Are you mad at the NFL’s replacement referees? These scabs just gifted a win to Seattle over a deserving Green Bay team on Monday Night Football. It’s so infuriating that union busting politicians have come out in favor of the NFL referees union.
We know referees favor the home team. In the book Scorecasting, Toby Moskovitz and Jon Wertheim did extensive research on the role of referees in home field advantage. For example, the winning percentage for home NFL teams went down after the NFL started using instant replay. More plays were overturned for the road team.
How much more of an advantage are the replacement referees giving the home team?
This season, the home team has won 64.6% of NFL games this season. This is higher than the 57.1% from the 1999 through 2011 seasons, the modern era of instant replay in the NFL. However, we don’t know this year’s home winning percentage with much precision because there have only been 48 games. The true percentage could be higher or lower than 64.6%. We can only estimate the distribution of this percentage, which is a bell shaped curve with a standard deviation of 7%. See the figure above. Note that there’s even uncertainly in the home advantage estimate over 13 years of regular season games.
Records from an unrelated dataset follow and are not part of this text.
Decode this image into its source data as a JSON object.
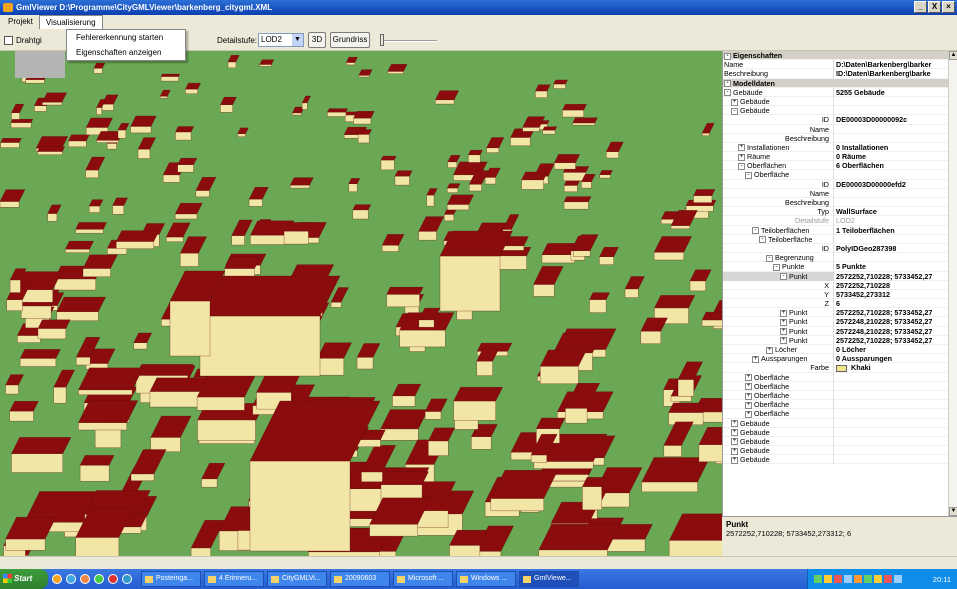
{
  "window": {
    "title": "GmlViewer D:\\Programme\\CityGMLViewer\\barkenberg_citygml.XML",
    "minimize": "_",
    "restore": "Х",
    "close": "×"
  },
  "menu": {
    "items": [
      "Projekt",
      "Visualisierung"
    ],
    "dropdown": [
      "Fehlererkennung starten",
      "Eigenschaften anzeigen"
    ]
  },
  "toolbar": {
    "wireframe_label": "Drahtgi",
    "detail_label": "Detailstufe:",
    "detail_value": "LOD2",
    "btn_3d": "3D",
    "btn_grundriss": "Grundriss"
  },
  "colors": {
    "ground": "#6aa855",
    "roof": "#8b0c0c",
    "wall": "#f2e6a6"
  },
  "properties": {
    "rows": [
      {
        "n": "Eigenschaften",
        "v": "",
        "lvl": 0,
        "cat": true,
        "e": "-"
      },
      {
        "n": "Name",
        "v": "D:\\Daten\\Barkenberg\\barker",
        "lvl": 0
      },
      {
        "n": "Beschreibung",
        "v": "ID:\\Daten\\Barkenberg\\barke",
        "lvl": 0
      },
      {
        "n": "Modelldaten",
        "v": "",
        "lvl": 0,
        "cat": true,
        "e": "-"
      },
      {
        "n": "Gebäude",
        "v": "5255 Gebäude",
        "lvl": 0,
        "e": "-"
      },
      {
        "n": "Gebäude",
        "v": "",
        "lvl": 1,
        "e": "+"
      },
      {
        "n": "Gebäude",
        "v": "",
        "lvl": 1,
        "e": "-"
      },
      {
        "n": "ID",
        "v": "DE00003D00000092c",
        "lvl": 3,
        "c": true
      },
      {
        "n": "Name",
        "v": "",
        "lvl": 3,
        "c": true
      },
      {
        "n": "Beschreibung",
        "v": "",
        "lvl": 3,
        "c": true
      },
      {
        "n": "Installationen",
        "v": "0 Installationen",
        "lvl": 2,
        "e": "+"
      },
      {
        "n": "Räume",
        "v": "0 Räume",
        "lvl": 2,
        "e": "+"
      },
      {
        "n": "Oberflächen",
        "v": "6 Oberflächen",
        "lvl": 2,
        "e": "-"
      },
      {
        "n": "Oberfläche",
        "v": "",
        "lvl": 3,
        "e": "-"
      },
      {
        "n": "ID",
        "v": "DE00003D00000efd2",
        "lvl": 5,
        "c": true
      },
      {
        "n": "Name",
        "v": "",
        "lvl": 5,
        "c": true
      },
      {
        "n": "Beschreibung",
        "v": "",
        "lvl": 5,
        "c": true
      },
      {
        "n": "Typ",
        "v": "WallSurface",
        "lvl": 5,
        "c": true
      },
      {
        "n": "Detailstufe",
        "v": "LOD2",
        "lvl": 5,
        "c": true,
        "dim": true
      },
      {
        "n": "Teiloberflächen",
        "v": "1 Teiloberflächen",
        "lvl": 4,
        "e": "-"
      },
      {
        "n": "Teiloberfläche",
        "v": "",
        "lvl": 5,
        "e": "-"
      },
      {
        "n": "ID",
        "v": "PolyIDGeo287398",
        "lvl": 7,
        "c": true
      },
      {
        "n": "Begrenzung",
        "v": "",
        "lvl": 6,
        "e": "-"
      },
      {
        "n": "Punkte",
        "v": "5 Punkte",
        "lvl": 7,
        "e": "-"
      },
      {
        "n": "Punkt",
        "v": "2572252,710228; 5733452,27",
        "lvl": 8,
        "e": "-",
        "sel": true
      },
      {
        "n": "X",
        "v": "2572252,710228",
        "lvl": 9,
        "c": true
      },
      {
        "n": "Y",
        "v": "5733452,273312",
        "lvl": 9,
        "c": true
      },
      {
        "n": "Z",
        "v": "6",
        "lvl": 9,
        "c": true
      },
      {
        "n": "Punkt",
        "v": "2572252,710228; 5733452,27",
        "lvl": 8,
        "e": "+"
      },
      {
        "n": "Punkt",
        "v": "2572248,210228; 5733452,27",
        "lvl": 8,
        "e": "+"
      },
      {
        "n": "Punkt",
        "v": "2572248,210228; 5733452,27",
        "lvl": 8,
        "e": "+"
      },
      {
        "n": "Punkt",
        "v": "2572252,710228; 5733452,27",
        "lvl": 8,
        "e": "+"
      },
      {
        "n": "Löcher",
        "v": "0 Löcher",
        "lvl": 6,
        "e": "+"
      },
      {
        "n": "Aussparungen",
        "v": "0 Aussparungen",
        "lvl": 4,
        "e": "+"
      },
      {
        "n": "Farbe",
        "v": "Khaki",
        "lvl": 5,
        "c": true,
        "sw": true
      },
      {
        "n": "Oberfläche",
        "v": "",
        "lvl": 3,
        "e": "+"
      },
      {
        "n": "Oberfläche",
        "v": "",
        "lvl": 3,
        "e": "+"
      },
      {
        "n": "Oberfläche",
        "v": "",
        "lvl": 3,
        "e": "+"
      },
      {
        "n": "Oberfläche",
        "v": "",
        "lvl": 3,
        "e": "+"
      },
      {
        "n": "Oberfläche",
        "v": "",
        "lvl": 3,
        "e": "+"
      },
      {
        "n": "Gebäude",
        "v": "",
        "lvl": 1,
        "e": "+"
      },
      {
        "n": "Gebäude",
        "v": "",
        "lvl": 1,
        "e": "+"
      },
      {
        "n": "Gebäude",
        "v": "",
        "lvl": 1,
        "e": "+"
      },
      {
        "n": "Gebäude",
        "v": "",
        "lvl": 1,
        "e": "+"
      },
      {
        "n": "Gebäude",
        "v": "",
        "lvl": 1,
        "e": "+"
      }
    ]
  },
  "description": {
    "title": "Punkt",
    "text": "2572252,710228; 5733452,273312; 6"
  },
  "taskbar": {
    "start": "Start",
    "items": [
      "Posteinga...",
      "4 Erinneru...",
      "CityGMLVi...",
      "20090603",
      "Microsoft ...",
      "Windows ...",
      "GmlViewe..."
    ],
    "clock": "20:11"
  }
}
One can show there’s a 85.6% probability the replacement referees are giving the home team a greater edge than the usual referees. While high, this probability is not greater than the 95% used in medical research to validate a result. One can also analyze the margin of victory for the home team, using 3.48 points this year compared with the 2.57 from 1999 through 2011. Then it’s only 68.3% certain the replacement referees are giving a greater home advantage than the normal referees. This is roughly consistent with the findings of Brian Burke at Advanced NFL Statistics.
The data points to an extra home field advantage. But the results aren’t strong enough to publish in a scientific journal. Yet. We’ll keep you updated.